- _Data extracted from a collection_

▬▬▬▬▬▬

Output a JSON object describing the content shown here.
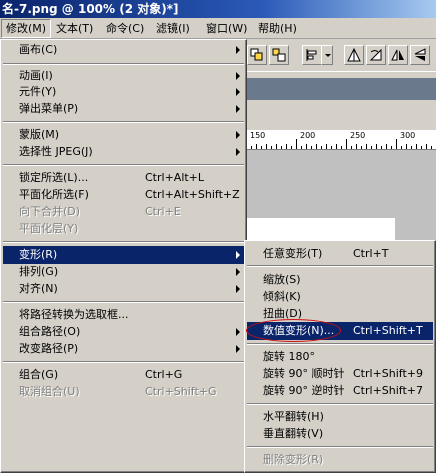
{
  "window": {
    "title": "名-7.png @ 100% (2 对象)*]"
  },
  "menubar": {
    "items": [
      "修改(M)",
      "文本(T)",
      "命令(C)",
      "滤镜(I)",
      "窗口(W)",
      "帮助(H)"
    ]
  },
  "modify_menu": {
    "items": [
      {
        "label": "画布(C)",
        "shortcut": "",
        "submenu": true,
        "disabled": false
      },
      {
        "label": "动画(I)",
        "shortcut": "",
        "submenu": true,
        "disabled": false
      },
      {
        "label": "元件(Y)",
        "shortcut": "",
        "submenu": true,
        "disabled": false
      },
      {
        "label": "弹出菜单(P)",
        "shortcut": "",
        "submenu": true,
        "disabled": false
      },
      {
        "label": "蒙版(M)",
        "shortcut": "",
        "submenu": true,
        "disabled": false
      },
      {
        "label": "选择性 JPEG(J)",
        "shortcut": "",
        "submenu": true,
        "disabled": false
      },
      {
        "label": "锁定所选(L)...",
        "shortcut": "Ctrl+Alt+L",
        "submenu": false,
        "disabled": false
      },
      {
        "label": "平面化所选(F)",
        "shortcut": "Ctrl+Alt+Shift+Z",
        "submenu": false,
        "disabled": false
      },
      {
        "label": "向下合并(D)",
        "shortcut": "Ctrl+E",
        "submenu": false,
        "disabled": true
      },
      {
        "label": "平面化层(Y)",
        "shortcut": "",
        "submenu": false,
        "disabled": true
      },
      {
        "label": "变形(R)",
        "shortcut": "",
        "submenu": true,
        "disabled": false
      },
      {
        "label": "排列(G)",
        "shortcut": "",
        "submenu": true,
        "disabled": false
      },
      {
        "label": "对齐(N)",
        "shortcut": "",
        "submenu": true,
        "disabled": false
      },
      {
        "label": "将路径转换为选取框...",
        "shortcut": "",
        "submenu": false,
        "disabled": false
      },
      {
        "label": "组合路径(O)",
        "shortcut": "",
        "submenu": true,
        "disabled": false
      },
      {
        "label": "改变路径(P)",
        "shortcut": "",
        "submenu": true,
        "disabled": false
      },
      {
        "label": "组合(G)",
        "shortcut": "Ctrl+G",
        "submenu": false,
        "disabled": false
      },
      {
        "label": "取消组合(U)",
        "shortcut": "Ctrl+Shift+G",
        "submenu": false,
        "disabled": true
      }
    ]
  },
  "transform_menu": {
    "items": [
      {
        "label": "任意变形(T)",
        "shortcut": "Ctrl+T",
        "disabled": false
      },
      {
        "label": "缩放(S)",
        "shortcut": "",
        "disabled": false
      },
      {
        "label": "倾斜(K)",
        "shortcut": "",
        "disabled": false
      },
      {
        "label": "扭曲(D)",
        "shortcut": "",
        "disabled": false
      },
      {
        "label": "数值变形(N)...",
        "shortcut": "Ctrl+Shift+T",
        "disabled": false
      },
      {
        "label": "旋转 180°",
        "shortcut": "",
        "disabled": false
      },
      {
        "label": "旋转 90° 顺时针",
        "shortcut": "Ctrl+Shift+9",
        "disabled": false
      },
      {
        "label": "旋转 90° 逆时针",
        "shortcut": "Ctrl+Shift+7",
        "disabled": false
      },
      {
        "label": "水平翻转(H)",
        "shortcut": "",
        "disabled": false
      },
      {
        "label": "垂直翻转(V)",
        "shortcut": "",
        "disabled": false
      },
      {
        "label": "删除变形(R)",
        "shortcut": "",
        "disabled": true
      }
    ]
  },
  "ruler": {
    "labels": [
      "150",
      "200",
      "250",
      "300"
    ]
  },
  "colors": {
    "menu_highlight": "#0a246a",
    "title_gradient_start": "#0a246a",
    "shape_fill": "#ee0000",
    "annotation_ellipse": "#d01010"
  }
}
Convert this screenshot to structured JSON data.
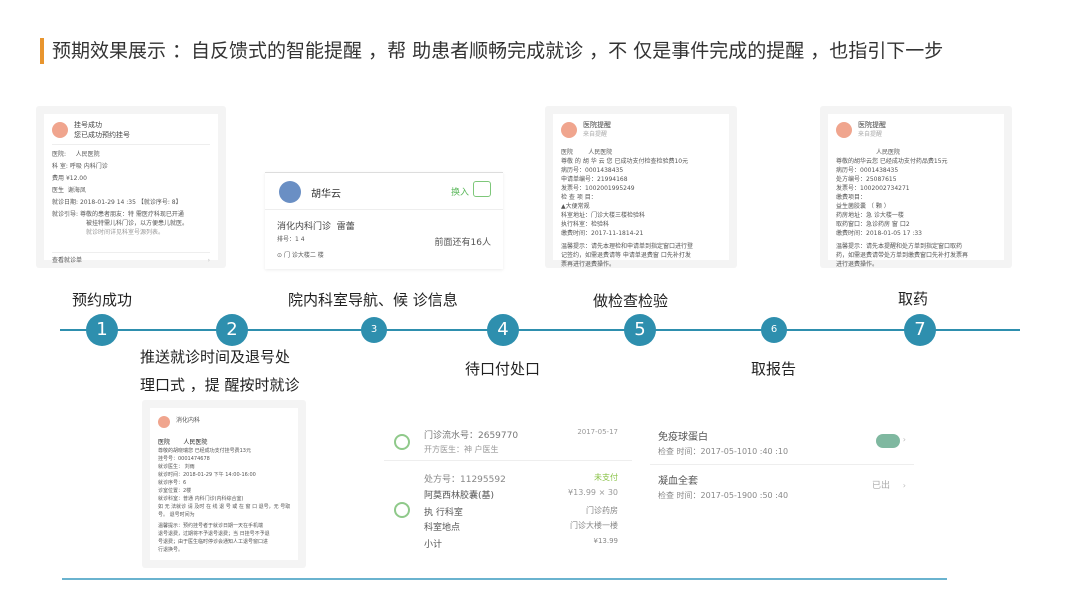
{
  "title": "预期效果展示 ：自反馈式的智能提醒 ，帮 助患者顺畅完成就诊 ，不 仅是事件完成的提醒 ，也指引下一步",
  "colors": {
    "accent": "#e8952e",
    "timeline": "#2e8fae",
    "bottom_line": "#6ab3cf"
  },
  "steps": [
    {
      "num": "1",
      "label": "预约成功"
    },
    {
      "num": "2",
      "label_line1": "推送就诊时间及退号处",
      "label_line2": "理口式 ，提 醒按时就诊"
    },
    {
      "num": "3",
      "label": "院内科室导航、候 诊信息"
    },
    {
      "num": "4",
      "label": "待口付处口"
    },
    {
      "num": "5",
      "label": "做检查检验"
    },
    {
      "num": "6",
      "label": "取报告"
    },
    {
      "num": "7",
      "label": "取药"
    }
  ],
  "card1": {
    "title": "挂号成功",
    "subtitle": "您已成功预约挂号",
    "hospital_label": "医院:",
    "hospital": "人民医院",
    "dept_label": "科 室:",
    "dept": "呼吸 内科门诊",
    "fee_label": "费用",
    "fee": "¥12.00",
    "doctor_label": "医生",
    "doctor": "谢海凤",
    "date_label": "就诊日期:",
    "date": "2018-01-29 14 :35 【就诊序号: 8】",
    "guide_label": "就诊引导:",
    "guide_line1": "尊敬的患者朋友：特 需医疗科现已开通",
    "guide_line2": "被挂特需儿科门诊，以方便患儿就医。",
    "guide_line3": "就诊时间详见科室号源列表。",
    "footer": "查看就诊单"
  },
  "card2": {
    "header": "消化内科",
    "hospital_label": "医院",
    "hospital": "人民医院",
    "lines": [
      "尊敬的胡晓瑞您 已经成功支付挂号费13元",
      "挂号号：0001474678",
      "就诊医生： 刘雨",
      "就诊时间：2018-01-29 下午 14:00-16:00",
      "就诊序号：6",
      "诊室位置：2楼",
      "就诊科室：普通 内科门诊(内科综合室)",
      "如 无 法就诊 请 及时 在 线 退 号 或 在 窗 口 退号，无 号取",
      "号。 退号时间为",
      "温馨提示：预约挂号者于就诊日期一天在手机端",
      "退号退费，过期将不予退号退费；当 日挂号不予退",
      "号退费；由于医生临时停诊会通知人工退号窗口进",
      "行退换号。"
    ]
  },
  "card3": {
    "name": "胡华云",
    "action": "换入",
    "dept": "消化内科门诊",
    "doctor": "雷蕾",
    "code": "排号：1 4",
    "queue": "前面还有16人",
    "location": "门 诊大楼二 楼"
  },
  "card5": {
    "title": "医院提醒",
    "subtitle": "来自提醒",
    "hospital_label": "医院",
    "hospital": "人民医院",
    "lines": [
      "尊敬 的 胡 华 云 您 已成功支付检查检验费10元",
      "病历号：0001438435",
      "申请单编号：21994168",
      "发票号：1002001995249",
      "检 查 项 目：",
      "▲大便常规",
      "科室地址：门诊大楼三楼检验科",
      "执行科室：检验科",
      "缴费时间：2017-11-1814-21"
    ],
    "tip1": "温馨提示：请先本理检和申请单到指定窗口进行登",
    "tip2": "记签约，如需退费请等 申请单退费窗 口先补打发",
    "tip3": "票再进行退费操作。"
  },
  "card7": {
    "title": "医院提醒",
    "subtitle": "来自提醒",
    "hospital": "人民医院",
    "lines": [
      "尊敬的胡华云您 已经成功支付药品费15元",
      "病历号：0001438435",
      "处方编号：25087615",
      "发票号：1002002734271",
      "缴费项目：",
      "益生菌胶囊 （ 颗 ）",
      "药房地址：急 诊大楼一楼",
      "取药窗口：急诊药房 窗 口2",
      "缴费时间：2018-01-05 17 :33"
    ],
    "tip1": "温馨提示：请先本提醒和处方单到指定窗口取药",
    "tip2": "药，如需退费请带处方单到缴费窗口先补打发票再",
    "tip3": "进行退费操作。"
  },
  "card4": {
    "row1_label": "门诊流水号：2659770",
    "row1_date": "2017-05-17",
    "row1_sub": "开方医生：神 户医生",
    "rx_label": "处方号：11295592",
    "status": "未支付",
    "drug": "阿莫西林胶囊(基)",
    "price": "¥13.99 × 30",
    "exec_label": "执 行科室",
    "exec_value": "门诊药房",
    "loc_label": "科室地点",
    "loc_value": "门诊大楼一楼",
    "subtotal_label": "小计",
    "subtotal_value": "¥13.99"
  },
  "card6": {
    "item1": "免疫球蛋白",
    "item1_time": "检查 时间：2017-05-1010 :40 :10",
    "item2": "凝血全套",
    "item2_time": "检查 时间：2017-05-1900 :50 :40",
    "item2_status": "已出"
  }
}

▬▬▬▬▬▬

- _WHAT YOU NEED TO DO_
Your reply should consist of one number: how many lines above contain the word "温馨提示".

- _TASK OUTPUT_
3